What you need to do
Some lines below hold "date". Pick them out and copy them.

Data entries
☆ ☆ ☆ ☆

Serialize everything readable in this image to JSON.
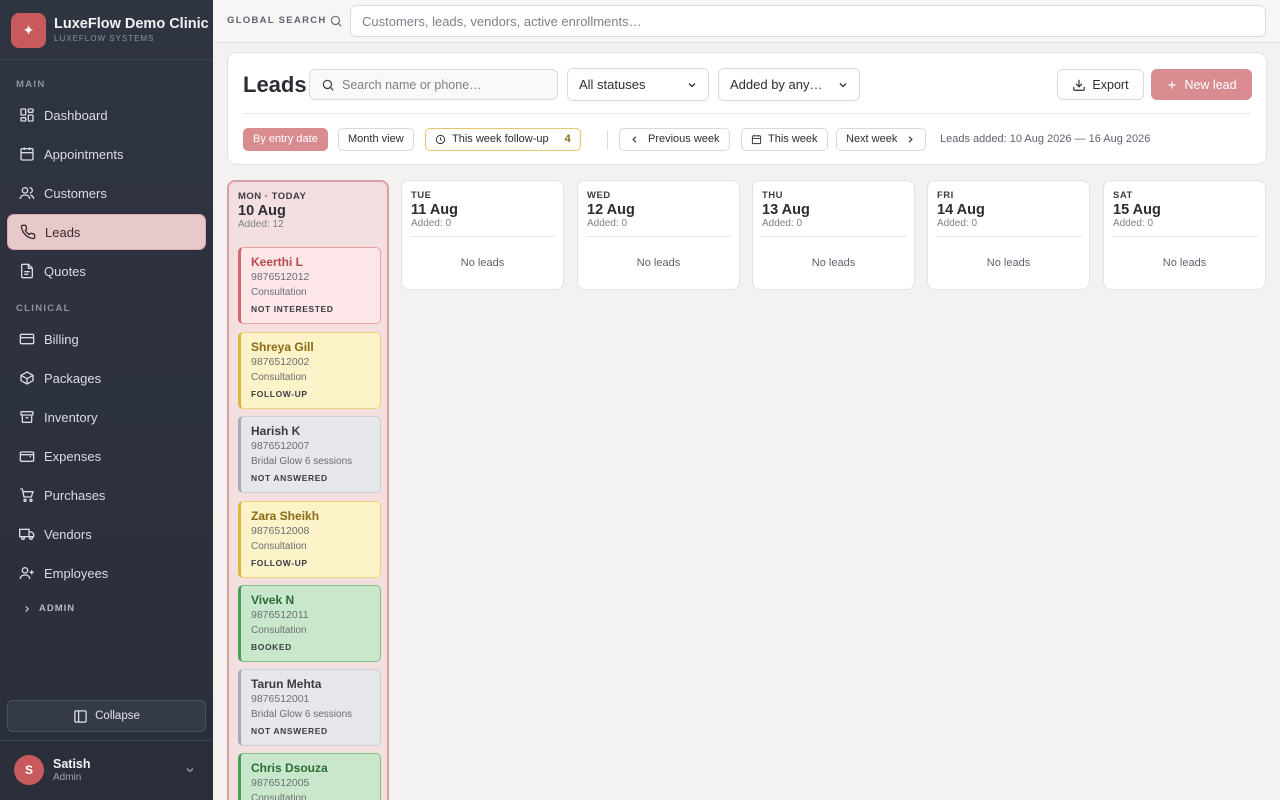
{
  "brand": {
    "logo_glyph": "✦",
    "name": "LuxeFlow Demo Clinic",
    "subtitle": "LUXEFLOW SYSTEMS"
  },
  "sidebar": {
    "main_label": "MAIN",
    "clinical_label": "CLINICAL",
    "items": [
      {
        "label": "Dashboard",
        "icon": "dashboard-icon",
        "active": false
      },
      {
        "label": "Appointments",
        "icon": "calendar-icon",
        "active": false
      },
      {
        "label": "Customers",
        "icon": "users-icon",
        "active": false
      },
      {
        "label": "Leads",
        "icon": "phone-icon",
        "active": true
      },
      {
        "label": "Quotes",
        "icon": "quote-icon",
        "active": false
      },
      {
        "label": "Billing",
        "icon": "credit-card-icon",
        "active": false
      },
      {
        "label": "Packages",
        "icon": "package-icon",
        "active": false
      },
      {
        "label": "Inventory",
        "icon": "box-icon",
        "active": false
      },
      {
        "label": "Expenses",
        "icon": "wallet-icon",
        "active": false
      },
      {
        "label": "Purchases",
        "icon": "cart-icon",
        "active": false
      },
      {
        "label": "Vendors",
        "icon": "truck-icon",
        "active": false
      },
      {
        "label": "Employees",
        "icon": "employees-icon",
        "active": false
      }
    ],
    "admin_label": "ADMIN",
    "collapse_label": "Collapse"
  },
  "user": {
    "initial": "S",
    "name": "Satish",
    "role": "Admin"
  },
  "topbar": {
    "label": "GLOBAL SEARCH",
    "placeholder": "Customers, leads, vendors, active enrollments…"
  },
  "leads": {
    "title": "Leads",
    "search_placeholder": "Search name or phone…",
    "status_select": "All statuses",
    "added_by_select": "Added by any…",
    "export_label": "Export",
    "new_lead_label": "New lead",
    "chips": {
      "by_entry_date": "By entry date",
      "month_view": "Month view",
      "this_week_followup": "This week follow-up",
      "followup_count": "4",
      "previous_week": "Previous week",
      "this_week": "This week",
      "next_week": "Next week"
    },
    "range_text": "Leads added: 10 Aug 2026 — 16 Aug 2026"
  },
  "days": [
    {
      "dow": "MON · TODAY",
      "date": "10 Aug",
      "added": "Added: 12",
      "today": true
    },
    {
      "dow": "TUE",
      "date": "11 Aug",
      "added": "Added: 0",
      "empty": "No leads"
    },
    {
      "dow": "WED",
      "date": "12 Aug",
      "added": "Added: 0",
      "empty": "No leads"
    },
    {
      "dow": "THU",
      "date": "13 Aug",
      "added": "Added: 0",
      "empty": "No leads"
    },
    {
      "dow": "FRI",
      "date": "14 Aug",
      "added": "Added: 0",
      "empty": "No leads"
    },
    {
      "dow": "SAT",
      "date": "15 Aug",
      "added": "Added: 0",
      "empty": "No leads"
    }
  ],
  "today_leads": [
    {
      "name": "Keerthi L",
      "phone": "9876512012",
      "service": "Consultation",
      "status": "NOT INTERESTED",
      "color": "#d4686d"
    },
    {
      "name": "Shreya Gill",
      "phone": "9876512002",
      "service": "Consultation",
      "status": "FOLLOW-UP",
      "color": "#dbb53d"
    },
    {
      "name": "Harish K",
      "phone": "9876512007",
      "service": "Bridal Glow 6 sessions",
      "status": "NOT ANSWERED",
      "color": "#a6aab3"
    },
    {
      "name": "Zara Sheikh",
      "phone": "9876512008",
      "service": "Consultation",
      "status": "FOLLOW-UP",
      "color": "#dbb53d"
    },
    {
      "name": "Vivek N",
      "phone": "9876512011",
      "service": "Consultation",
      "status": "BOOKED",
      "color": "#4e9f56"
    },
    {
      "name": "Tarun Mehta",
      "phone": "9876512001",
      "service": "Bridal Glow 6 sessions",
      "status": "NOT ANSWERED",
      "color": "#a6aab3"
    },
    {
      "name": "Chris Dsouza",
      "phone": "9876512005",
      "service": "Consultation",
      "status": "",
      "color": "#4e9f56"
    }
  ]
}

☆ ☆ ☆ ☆

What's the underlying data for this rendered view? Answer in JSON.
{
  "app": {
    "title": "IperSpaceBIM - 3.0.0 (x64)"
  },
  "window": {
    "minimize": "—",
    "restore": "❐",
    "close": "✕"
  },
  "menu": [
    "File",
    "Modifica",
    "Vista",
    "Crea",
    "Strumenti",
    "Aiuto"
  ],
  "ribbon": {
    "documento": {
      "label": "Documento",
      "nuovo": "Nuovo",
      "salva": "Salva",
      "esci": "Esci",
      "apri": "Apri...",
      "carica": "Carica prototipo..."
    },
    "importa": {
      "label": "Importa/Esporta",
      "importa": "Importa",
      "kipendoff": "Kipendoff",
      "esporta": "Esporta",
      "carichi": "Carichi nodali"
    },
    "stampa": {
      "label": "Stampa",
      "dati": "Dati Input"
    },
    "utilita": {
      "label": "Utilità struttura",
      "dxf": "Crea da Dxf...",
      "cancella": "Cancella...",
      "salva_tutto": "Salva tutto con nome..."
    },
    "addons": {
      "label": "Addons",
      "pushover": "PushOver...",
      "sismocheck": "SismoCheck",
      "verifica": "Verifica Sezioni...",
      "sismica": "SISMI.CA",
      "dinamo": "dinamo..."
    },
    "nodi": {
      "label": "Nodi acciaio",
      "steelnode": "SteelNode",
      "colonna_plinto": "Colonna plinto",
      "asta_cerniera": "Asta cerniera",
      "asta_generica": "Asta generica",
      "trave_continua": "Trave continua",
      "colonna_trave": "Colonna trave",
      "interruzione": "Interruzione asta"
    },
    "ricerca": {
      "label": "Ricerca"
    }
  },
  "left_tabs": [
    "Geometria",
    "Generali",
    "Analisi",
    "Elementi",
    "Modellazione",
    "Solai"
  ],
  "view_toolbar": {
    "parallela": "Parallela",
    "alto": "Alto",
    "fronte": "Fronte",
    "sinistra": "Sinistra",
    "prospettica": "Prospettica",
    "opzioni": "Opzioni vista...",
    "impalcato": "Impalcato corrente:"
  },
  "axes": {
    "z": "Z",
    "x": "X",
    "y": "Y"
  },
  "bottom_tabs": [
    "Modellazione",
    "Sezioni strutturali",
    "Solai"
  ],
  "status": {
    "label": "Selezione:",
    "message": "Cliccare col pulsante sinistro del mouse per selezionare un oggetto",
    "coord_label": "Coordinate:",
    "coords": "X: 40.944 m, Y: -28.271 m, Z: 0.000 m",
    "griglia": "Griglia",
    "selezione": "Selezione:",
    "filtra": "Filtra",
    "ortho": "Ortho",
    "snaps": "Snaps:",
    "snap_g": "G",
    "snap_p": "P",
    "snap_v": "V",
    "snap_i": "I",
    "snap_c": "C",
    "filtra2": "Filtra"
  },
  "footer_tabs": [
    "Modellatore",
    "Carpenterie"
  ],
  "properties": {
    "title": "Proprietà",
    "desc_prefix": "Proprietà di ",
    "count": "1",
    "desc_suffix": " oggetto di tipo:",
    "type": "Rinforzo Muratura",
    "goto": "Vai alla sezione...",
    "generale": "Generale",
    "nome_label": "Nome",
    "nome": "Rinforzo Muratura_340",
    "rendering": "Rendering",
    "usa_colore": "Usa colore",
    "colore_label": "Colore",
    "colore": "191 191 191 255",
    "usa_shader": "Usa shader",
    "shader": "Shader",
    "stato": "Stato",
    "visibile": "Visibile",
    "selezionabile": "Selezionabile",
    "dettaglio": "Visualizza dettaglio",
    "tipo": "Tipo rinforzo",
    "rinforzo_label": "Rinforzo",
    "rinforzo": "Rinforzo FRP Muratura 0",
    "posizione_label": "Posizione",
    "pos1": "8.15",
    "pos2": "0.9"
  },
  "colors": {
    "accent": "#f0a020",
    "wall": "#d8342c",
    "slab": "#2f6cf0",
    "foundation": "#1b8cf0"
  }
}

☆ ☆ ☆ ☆

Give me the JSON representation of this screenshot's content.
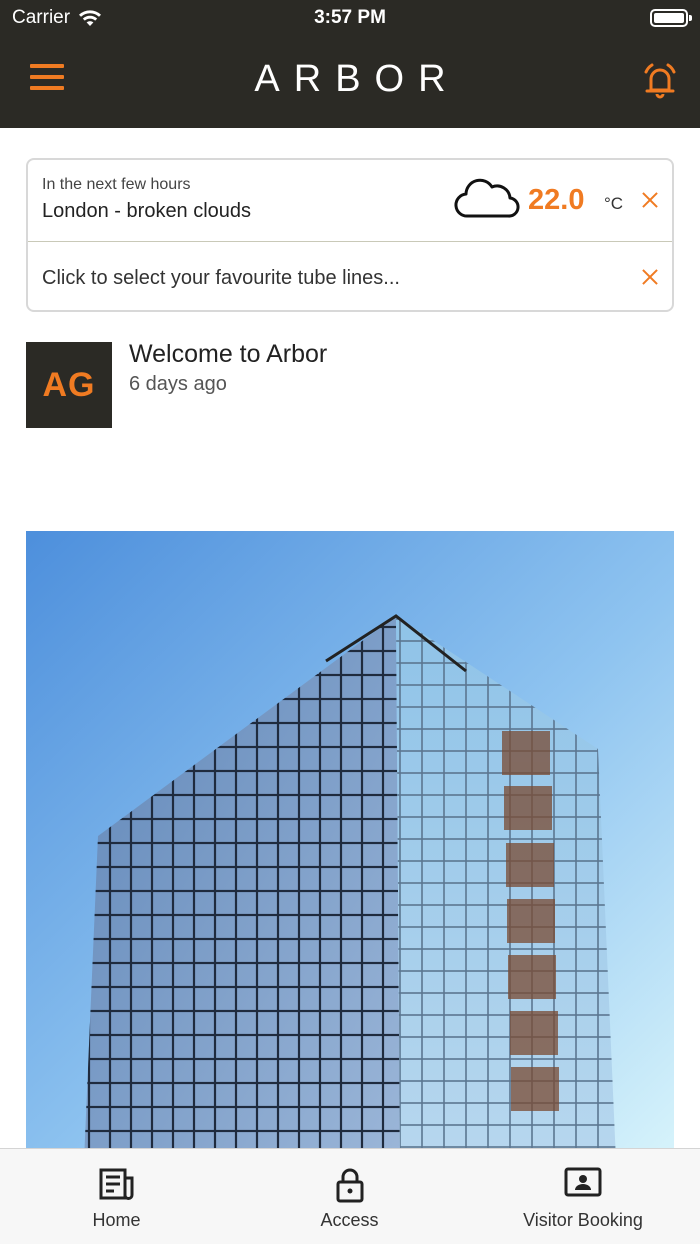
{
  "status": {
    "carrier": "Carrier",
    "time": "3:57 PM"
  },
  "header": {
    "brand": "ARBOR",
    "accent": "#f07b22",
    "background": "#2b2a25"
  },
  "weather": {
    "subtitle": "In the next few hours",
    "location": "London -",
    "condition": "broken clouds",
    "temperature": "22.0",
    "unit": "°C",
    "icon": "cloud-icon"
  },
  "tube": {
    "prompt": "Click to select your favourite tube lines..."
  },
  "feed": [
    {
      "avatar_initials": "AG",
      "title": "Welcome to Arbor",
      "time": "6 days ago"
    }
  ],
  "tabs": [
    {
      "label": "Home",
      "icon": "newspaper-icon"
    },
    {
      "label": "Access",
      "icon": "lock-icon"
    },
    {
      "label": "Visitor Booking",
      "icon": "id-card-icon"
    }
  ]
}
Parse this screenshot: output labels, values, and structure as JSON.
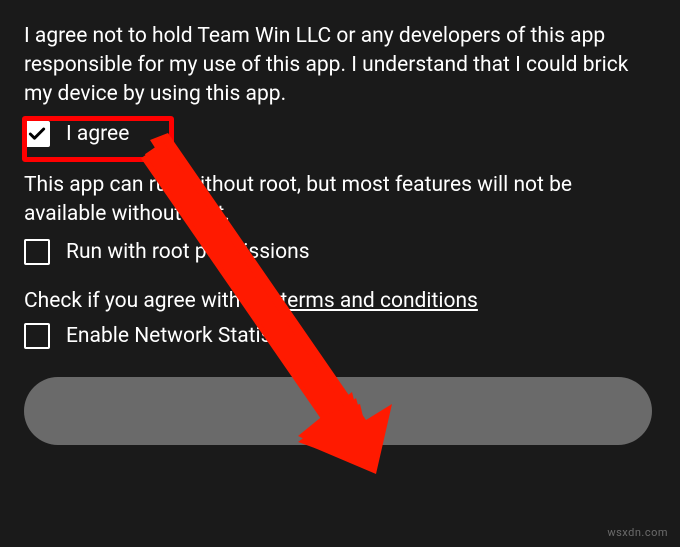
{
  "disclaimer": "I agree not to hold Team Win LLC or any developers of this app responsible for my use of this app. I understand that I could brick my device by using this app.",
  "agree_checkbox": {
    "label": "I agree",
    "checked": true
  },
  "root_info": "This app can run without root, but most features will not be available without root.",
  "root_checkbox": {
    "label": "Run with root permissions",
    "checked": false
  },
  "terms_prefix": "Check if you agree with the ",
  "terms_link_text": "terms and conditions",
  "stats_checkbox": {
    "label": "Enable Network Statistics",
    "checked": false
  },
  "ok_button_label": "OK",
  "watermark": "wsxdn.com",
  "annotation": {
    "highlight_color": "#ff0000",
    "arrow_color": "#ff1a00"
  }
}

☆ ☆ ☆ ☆

Reply
      "by_entry_date": "By entry date",
      "date": "10 Aug",
      "date": "11 Aug",
      "date": "12 Aug",
      "date": "13 Aug",
      "date": "14 Aug",
      "date": "15 Aug",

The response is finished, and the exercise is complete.